• _PROBLEM TO WORK ON_: The full set of entries below needs to be written out exactly.

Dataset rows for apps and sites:
========================

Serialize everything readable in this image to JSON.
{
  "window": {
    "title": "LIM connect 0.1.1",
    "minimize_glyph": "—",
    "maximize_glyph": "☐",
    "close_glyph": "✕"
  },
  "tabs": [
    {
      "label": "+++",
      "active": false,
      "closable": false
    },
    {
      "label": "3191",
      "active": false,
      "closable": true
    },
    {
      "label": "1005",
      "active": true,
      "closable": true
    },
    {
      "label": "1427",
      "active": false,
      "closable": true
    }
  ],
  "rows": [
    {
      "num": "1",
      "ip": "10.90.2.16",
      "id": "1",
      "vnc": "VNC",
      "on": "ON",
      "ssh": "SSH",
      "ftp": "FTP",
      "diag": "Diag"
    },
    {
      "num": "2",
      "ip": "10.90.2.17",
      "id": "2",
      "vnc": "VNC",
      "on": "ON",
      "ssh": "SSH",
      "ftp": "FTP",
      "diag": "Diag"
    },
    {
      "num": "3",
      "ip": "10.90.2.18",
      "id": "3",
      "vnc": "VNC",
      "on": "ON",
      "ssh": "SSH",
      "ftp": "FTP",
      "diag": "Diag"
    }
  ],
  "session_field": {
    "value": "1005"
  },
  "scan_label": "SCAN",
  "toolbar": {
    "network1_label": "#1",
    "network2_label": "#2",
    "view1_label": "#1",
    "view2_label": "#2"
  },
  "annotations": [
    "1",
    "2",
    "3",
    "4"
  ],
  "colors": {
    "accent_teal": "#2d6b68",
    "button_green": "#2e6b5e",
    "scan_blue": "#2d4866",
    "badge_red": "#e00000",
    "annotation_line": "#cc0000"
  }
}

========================

• _RESULT FOR THIS TASK_:
Serialize everything readable in this image to JSON.
{
  "window": {
    "title": "LIM connect 0.1.1",
    "minimize_glyph": "—",
    "maximize_glyph": "☐",
    "close_glyph": "✕"
  },
  "tabs": [
    {
      "label": "+++",
      "active": false,
      "closable": false
    },
    {
      "label": "3191",
      "active": false,
      "closable": true
    },
    {
      "label": "1005",
      "active": true,
      "closable": true
    },
    {
      "label": "1427",
      "active": false,
      "closable": true
    }
  ],
  "rows": [
    {
      "num": "1",
      "ip": "10.90.2.16",
      "id": "1",
      "vnc": "VNC",
      "on": "ON",
      "ssh": "SSH",
      "ftp": "FTP",
      "diag": "Diag"
    },
    {
      "num": "2",
      "ip": "10.90.2.17",
      "id": "2",
      "vnc": "VNC",
      "on": "ON",
      "ssh": "SSH",
      "ftp": "FTP",
      "diag": "Diag"
    },
    {
      "num": "3",
      "ip": "10.90.2.18",
      "id": "3",
      "vnc": "VNC",
      "on": "ON",
      "ssh": "SSH",
      "ftp": "FTP",
      "diag": "Diag"
    }
  ],
  "session_field": {
    "value": "1005"
  },
  "scan_label": "SCAN",
  "toolbar": {
    "network1_label": "#1",
    "network2_label": "#2",
    "view1_label": "#1",
    "view2_label": "#2"
  },
  "annotations": [
    "1",
    "2",
    "3",
    "4"
  ],
  "colors": {
    "accent_teal": "#2d6b68",
    "button_green": "#2e6b5e",
    "scan_blue": "#2d4866",
    "badge_red": "#e00000",
    "annotation_line": "#cc0000"
  }
}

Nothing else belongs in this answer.